I came up with an empirical answer of 2.3 points per game, and I used a sort of thought experiment to convince myself that that is about right.
Ultimately, though, we don't really care about the points. We care about the wins. So I translated the points into wins (just about exactly one win per season, it turned out). But another way to go would be to skip the points step and go straight to the wins. That is, instead of looking at how many points per game a team lost when forced to play its backup, look directly at how many "wins per game" they lost.
When I do that with the same data set as the previous study, I get an average drop of .038 in winning percentage, which comes out to 0.6 wins per season. That's lower than the estimate based on points, which might indicate that, as some commenters speculated, the points go down due to a change to a more conservative game plan and/or possibly extra effort by the defense (though I checked, and defenses did not allow fewer points in games started by the backup.)
I then decided to make absolutely sure I wasn't biasing the results toward the backups by intentionally trying to bias them toward the starters. In particular, I threw out all the teams whose starting QBs had a below-.500 record. So I was looking at all teams since 1990 whose game one starting QB started at least eight games and whose passing stats were at least league average and whose record was at least .500. That sample includes 31 teams. Using those teams, the average difference in winning percentage between starter and backups was .108, which would imply 1.7 wins per year.
Make of that what you will.
Another interesting comment from the previous threads is that perhaps a backup quarterback will do better in his first game or two than he will in later games when opposing defenses presumably have a better idea what to expect from him.
To test this, I ran a regression. I took each game involving the teams in the original sample and recorded the following bits of data about it.
1. The overall season-long offensive quality of the team, as measured by offensive SRS.
2. The quality of the defense they faced, as measured by defensive SRS.
3. Whether the starting quarterback was the starter or a backup.
4. If a backup, whether it was his first week starting or not.
[I should have included home field here, but just forgot.]
For the output variable, I used points scored (for that game) above the league average for the year.
1. The coefficient on the starting QB variable was 2.4 (points per game), which matches up very well with our estimate from yesterday. That's reassuring.
2. The coefficient on the "first week starting" variable was -0.1 and was nowhere near being significant. So no evidence for a surprise effect.
Finally, I used a regression to get another estimate on the winning question.
1. offensive quality - defensive quality
2. starting QB or not
Win or loss
The best-fit formula is this:

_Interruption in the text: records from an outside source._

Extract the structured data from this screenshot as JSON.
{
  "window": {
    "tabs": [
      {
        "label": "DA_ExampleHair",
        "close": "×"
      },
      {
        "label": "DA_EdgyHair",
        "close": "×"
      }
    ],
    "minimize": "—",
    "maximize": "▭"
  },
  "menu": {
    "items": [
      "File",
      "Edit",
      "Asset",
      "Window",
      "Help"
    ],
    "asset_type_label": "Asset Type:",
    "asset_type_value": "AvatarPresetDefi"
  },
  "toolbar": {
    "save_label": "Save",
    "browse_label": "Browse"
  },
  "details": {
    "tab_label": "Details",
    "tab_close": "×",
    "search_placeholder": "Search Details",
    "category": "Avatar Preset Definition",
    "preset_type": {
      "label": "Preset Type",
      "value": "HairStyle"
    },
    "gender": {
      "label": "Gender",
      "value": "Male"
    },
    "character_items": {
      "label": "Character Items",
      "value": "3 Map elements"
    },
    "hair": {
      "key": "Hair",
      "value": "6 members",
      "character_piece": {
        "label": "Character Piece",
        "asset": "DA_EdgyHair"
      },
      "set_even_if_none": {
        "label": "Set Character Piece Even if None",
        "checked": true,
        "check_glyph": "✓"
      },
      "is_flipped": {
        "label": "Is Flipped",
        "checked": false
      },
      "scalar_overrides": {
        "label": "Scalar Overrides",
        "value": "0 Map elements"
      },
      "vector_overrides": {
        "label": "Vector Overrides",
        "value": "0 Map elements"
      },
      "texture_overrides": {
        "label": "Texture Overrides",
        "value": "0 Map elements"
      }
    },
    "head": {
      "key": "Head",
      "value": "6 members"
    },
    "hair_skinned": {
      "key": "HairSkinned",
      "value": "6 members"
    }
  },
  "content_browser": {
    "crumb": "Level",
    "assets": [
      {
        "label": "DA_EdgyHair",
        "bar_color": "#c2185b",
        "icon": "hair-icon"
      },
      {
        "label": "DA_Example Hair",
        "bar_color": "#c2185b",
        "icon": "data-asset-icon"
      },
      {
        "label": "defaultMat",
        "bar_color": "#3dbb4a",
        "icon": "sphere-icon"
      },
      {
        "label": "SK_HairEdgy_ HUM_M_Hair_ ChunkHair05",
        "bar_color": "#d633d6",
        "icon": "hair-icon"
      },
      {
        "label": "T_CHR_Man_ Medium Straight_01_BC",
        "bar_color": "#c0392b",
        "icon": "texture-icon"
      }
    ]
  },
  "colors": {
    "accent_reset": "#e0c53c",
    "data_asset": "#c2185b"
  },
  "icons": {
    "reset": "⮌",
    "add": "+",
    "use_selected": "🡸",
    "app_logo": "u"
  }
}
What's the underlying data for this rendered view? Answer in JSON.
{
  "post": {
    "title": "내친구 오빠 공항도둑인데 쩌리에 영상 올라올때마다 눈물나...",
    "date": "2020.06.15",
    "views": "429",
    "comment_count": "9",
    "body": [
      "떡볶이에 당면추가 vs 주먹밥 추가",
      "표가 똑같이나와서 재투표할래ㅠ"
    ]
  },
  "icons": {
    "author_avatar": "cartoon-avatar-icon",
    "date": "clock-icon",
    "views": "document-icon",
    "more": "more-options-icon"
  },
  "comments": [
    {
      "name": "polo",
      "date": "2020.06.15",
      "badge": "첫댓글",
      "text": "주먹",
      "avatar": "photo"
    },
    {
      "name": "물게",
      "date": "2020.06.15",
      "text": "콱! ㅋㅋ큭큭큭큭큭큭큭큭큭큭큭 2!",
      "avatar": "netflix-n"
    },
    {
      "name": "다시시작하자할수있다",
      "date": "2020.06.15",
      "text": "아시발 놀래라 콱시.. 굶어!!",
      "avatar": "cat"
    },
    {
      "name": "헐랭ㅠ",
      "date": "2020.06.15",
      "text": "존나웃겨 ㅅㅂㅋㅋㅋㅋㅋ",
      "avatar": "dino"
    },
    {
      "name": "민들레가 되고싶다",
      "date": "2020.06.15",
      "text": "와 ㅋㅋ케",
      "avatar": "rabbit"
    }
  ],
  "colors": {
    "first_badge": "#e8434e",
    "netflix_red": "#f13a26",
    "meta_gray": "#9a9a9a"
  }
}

Est. probability of winning =~ 1 / (1 + e^(.3083 - (pointdiff)*(.1649) - (starting QB?)*(.2842)))
So for example, if your offense was average and your opponent's defense was 5 points better than average (pointdiff = -5), and you had your starting QB (starting QB = 1), your probability of winning would be about 30%. Against the same defense without your starting QB, your chance would be about 24%.
If your offense was average and your defense was average, then your probability of winning drops by about seven percentage points depending on whether your starter is playing or not.
Six or seven percentage points times 16 games yields, again, almost exactly one win per season. More verification of the prior estimates.
This entry was posted on Wednesday, August 20th, 2008 at 3:45 am and is filed under General, Statgeekery. You can follow any responses to this entry through the RSS 2.0 feed. Both comments and pings are currently closed.